Problem description >>
Pick each line containing the word "label" out of the data below.

Provided records >>
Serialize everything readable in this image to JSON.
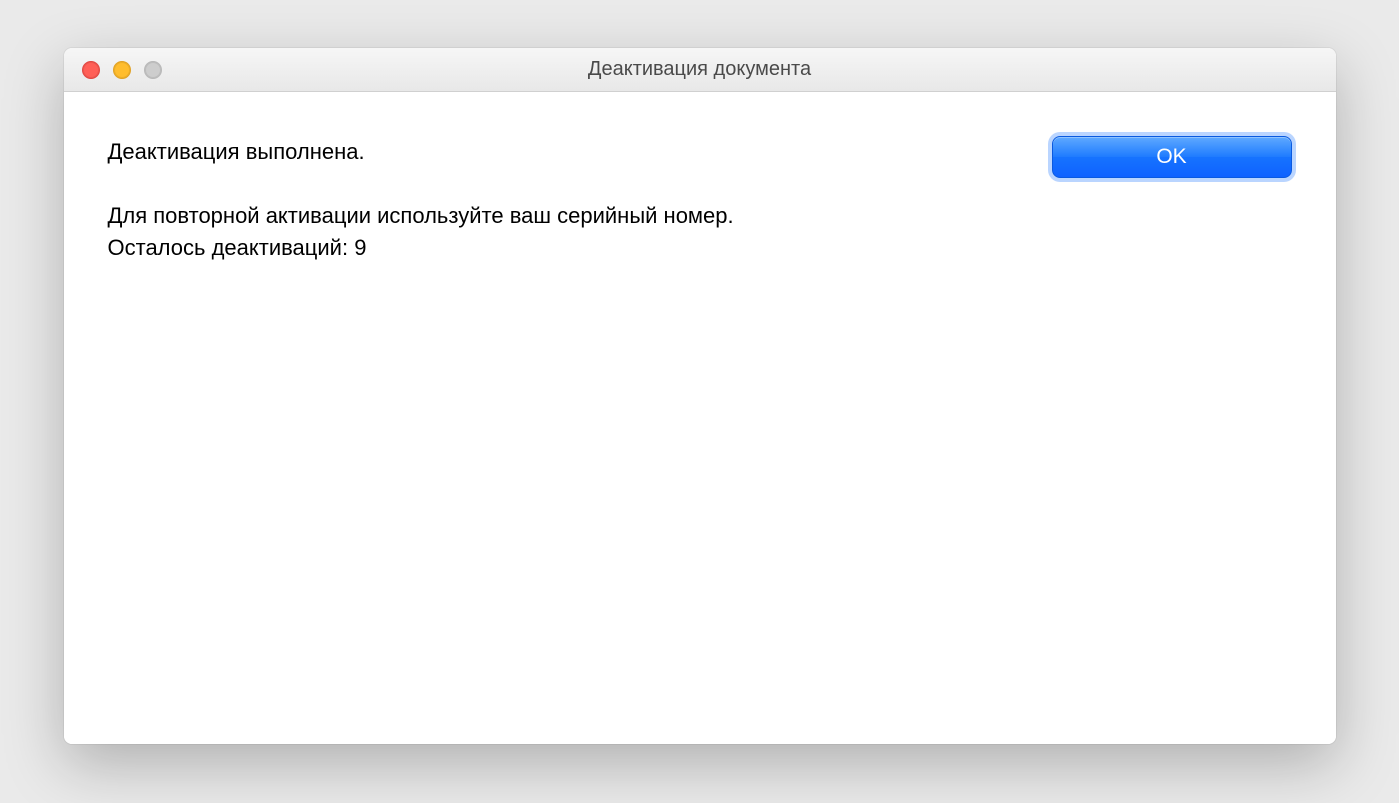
{
  "window": {
    "title": "Деактивация документа"
  },
  "message": {
    "heading": "Деактивация выполнена.",
    "line1": "Для повторной активации используйте ваш серийный номер.",
    "line2": "Осталось деактиваций: 9"
  },
  "buttons": {
    "ok": "OK"
  }
}
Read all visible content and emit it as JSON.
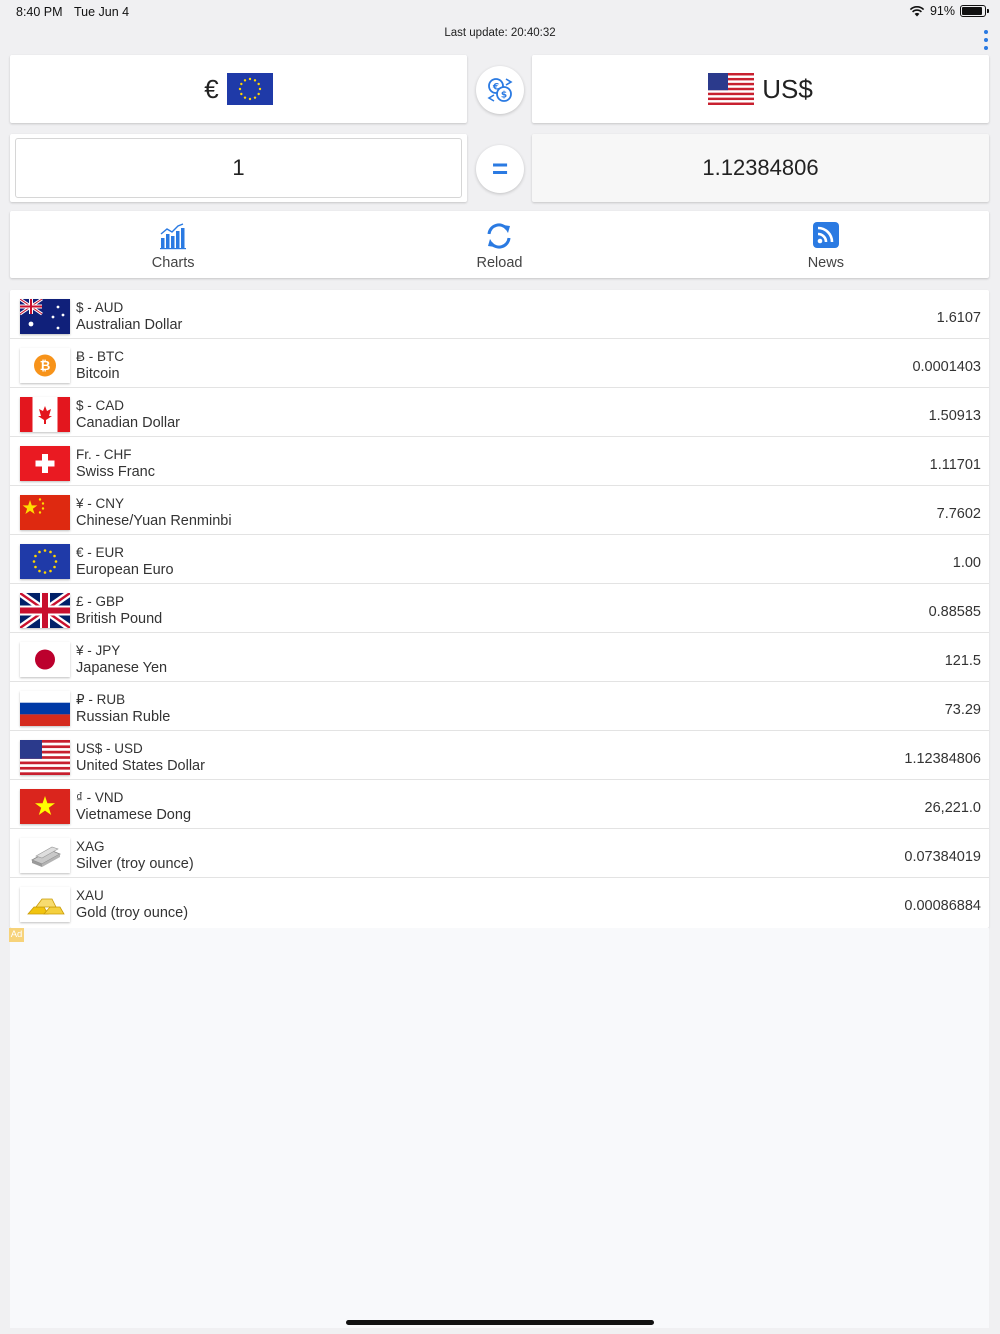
{
  "status": {
    "time": "8:40 PM",
    "date": "Tue Jun 4",
    "battery": "91%",
    "battery_level": 0.91
  },
  "header": {
    "last_update": "Last update: 20:40:32"
  },
  "converter": {
    "from_symbol": "€",
    "from_flag": "eu",
    "to_symbol": "US$",
    "to_flag": "us",
    "amount": "1",
    "result": "1.12384806"
  },
  "toolbar": [
    {
      "id": "charts",
      "label": "Charts",
      "icon": "chart-icon"
    },
    {
      "id": "reload",
      "label": "Reload",
      "icon": "reload-icon"
    },
    {
      "id": "news",
      "label": "News",
      "icon": "rss-icon"
    }
  ],
  "currencies": [
    {
      "code": "$ - AUD",
      "name": "Australian Dollar",
      "rate": "1.6107",
      "flag": "au"
    },
    {
      "code": "Ƀ - BTC",
      "name": "Bitcoin",
      "rate": "0.0001403",
      "flag": "btc"
    },
    {
      "code": "$ - CAD",
      "name": "Canadian Dollar",
      "rate": "1.50913",
      "flag": "ca"
    },
    {
      "code": "Fr. - CHF",
      "name": "Swiss Franc",
      "rate": "1.11701",
      "flag": "ch"
    },
    {
      "code": "¥ - CNY",
      "name": "Chinese/Yuan Renminbi",
      "rate": "7.7602",
      "flag": "cn"
    },
    {
      "code": "€ - EUR",
      "name": "European Euro",
      "rate": "1.00",
      "flag": "eu"
    },
    {
      "code": "£ - GBP",
      "name": "British Pound",
      "rate": "0.88585",
      "flag": "gb"
    },
    {
      "code": "¥ - JPY",
      "name": "Japanese Yen",
      "rate": "121.5",
      "flag": "jp"
    },
    {
      "code": "₽ - RUB",
      "name": "Russian Ruble",
      "rate": "73.29",
      "flag": "ru"
    },
    {
      "code": "US$ - USD",
      "name": "United States Dollar",
      "rate": "1.12384806",
      "flag": "us"
    },
    {
      "code": "₫ - VND",
      "name": "Vietnamese Dong",
      "rate": "26,221.0",
      "flag": "vn"
    },
    {
      "code": "XAG",
      "name": "Silver (troy ounce)",
      "rate": "0.07384019",
      "flag": "xag"
    },
    {
      "code": "XAU",
      "name": "Gold (troy ounce)",
      "rate": "0.00086884",
      "flag": "xau"
    }
  ],
  "ad": {
    "label": "Ad"
  },
  "colors": {
    "accent": "#2a7ae2",
    "background": "#f0f0f2"
  }
}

Solution to the exercise >>
      "label": "Charts",
      "label": "Reload",
      "label": "News",
    "label": "Ad"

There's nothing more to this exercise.